    I use in-ears and no amp whenever possible. If ears aren’t an option, like with a festival gig where there is no time to incorporate the system, I’ll just use wedge monitors (and earplugs). Bass amps and cabinets seem to be an outdated concept for most situations – they increase stage volume, making the sound person’t job harder, and contribute to possible hearing damage for those without protection.

  2. Good points. I don’t own a car, either, and often go to local gigs with my bike trailer. If there is a PA with Subwoofers, I often take my tecamp 112 cabinet and use it as a monitor wedge – in front of me. Love it! I bought a Phil Jones Bass Cub recently, and took it to several jazz and world music gigs (with PA), this thing is just incredible. I also think that big rigs just get in the way. But I don’t play very loud music anyhow ;-)

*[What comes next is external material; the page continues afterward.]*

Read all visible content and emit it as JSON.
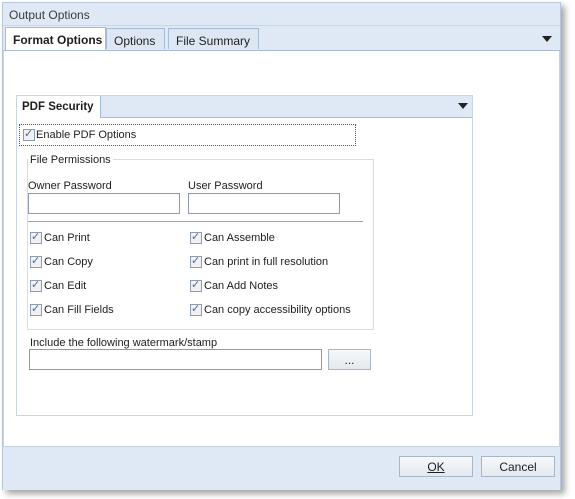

  3. I toured 13.000 kms with my bicycle, a dingwall ebz and a roland cube.
    last tour was the arctic In canada .
    wherever you dream is possible, planning to do the whole world.
    thanks for writing this article

  4. R. Sarmiento

    Gallien Krueger MB150E in front on my bycicle, my 5 string in a SKB sof case over my shoulders as back pack, rest of the stuff (music and amp stand etc.) in a bag on the back of my bycicle. Works very well.